The PIS usually says what will happen to the results of the trial. It is very unusual for the researchers to say that they will let each individual patient know the results. It is much more common to suggest that patients ask their doctor.
Clinical trial results are usually published in specialist medical journals. There are many different journals published around the world. They contain reports and results of both clinical trials and laboratory research. Some of the most well known medical journals include
- The Lancet
- The Lancet Oncology
- The British Medical Journal (BMJ)
- The British Journal of Cancer (BJC)
You can use a search engine such as Google to look for articles and read summaries (abstracts). But you can't usually see the full articles without a subscription to the journal.
Research papers are not written in plain English and often use many medical, scientific and statistical terms. They can be very difficult to understand if you are not used to reading this sort of information.
Sometimes an organisation or drug company running a trial releases results to the public, especially if the results are very promising. They may send out a press release or put the information on their website.
An organisation called The Cochrane Collaboration carries out systematic reviews. These are overviews of all the research into a specific issue.
The reviews look at the published results of all the trials that have investigated a particular treatment in a particular situation. They pull all that information together and draw conclusions.
The reviewers then write a Cochrane Review and this is published in The Cochrane Library. The Cochrane Database of Systematic Reviews is available free in some countries, including the UK.
Reviews like this are very important. It is often not possible to draw firm conclusions from looking at the results of a single trial. But if several have shown the same result, you can be a bit more certain.
One criticism of the current trial system is that not all results are necessarily published. There are several reasons for that. The most common is that the treatment being tested wasn’t really any better than the standard treatment.
It is still important to share results though. If all the results are known, it can save money and time by stopping another researcher trying the same thing.
Sharing results of all trials can also help to present balanced information about treatments to doctors. If one trial shows a treatment to be successful and another doesn’t, doctors know that they can’t be too certain about the likely success of that treatment until they know more.
The research community are thinking about the best way to make sure all results are published in the future.
Quality of life studies
Many trials now include a quality of life study. When treatments in a trial work equally well, it is important to find out if there is any difference in how people felt during the treatment.
Even when a trial doesn’t show that one treatment is better than another, the quality of life part of the study may show that one had fewer side effects. An example is that one treatment may be hospital based, while you can take the other at home. Quality of life studies can show up which treatment patients prefer.
Results from quality of life studies are a very valuable part of results for trials.
Cancer research wasn’t very well organised in the UK in the past. Researchers from different parts of the country then started to work together and share information more and more.
In April 2001 the National Cancer Research Institute (NCRI) was formed to co-ordinate cancer research in the UK.
In 2008 the National Cancer Intelligence Network (NCIN) was launched.

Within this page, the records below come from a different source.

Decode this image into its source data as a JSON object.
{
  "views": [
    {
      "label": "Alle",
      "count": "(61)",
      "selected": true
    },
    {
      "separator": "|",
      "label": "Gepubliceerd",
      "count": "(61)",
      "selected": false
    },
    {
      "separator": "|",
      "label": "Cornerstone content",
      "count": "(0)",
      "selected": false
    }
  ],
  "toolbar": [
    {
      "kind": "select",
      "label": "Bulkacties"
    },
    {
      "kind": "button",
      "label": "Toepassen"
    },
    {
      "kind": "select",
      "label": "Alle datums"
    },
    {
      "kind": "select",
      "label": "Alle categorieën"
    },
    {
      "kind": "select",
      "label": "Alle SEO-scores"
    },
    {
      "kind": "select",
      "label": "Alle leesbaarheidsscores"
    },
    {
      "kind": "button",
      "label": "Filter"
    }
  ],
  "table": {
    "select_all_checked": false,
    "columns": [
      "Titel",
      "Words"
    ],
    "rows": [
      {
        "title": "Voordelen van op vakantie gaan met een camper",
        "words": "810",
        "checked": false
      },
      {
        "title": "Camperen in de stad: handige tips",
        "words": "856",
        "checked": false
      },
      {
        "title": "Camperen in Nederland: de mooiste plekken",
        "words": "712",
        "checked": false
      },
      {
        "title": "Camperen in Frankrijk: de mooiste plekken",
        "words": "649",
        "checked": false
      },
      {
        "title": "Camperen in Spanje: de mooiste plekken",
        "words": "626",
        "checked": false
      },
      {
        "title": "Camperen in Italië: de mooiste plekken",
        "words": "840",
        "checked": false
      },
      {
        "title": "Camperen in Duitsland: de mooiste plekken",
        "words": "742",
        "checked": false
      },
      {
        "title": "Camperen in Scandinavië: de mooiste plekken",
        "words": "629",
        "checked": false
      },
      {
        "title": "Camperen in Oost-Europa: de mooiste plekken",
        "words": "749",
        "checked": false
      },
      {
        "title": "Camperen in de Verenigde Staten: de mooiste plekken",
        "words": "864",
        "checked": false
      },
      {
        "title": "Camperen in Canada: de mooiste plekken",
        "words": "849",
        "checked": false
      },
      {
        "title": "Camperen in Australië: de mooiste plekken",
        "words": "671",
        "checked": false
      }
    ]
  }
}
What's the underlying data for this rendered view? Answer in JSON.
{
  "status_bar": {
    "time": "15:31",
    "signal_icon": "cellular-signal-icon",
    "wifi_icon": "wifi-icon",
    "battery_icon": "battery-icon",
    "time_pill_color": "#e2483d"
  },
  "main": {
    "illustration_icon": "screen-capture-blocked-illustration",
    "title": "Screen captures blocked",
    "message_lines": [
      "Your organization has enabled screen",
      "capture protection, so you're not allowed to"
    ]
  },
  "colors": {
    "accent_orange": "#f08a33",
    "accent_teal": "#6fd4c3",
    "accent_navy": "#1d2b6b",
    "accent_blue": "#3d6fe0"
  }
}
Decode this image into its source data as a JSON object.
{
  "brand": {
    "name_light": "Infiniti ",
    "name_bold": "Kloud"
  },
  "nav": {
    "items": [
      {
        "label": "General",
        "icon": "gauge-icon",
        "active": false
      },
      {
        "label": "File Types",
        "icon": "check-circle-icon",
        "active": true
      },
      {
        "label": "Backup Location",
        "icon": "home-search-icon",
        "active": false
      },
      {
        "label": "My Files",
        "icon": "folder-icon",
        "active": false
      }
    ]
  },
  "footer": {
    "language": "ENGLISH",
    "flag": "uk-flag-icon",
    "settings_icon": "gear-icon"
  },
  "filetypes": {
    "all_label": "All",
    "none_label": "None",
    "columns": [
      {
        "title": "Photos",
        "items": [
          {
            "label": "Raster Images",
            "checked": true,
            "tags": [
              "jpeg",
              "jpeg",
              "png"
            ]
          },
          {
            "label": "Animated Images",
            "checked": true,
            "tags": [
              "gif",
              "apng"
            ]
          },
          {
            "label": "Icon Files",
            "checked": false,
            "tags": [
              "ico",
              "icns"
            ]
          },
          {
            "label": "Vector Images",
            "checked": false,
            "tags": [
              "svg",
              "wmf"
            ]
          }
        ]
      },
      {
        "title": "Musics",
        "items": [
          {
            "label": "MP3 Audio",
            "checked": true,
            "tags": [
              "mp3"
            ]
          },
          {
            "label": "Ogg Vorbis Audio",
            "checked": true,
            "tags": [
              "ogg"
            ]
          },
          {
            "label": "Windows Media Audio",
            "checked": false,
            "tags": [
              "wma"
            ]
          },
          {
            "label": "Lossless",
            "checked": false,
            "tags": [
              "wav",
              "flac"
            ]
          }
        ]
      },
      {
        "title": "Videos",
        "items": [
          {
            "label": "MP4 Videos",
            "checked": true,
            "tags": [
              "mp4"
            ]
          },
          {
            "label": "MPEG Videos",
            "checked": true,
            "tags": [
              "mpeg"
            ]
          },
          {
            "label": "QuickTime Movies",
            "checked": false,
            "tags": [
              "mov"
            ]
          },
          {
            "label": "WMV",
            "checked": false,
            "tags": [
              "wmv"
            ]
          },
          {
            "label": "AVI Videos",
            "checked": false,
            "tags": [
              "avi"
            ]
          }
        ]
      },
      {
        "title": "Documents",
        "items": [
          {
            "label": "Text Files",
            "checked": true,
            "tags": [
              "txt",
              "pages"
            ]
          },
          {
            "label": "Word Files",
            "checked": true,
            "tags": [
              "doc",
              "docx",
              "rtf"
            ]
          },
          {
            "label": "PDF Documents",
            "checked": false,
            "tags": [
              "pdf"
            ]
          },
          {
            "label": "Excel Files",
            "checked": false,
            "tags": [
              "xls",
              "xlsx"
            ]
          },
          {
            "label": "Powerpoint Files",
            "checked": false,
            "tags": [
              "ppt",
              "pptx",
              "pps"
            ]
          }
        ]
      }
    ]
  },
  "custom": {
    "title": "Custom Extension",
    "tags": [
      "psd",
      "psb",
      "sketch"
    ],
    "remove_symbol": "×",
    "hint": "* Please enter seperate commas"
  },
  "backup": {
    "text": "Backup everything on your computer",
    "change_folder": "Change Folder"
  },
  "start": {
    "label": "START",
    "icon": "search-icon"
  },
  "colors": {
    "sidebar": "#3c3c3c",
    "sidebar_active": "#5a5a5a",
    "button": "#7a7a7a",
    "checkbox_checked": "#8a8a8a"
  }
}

NCIN is part of the National Cancer Research Institute and brings together cancer registries, doctors, health service researchers, the Office for National Statistics and others.
The NCRI and the NCIN now share information so that in the future we will have helpful data about
- How many people get cancer
- How well treatments work
- The outcomes of treatment for different types and stages of cancer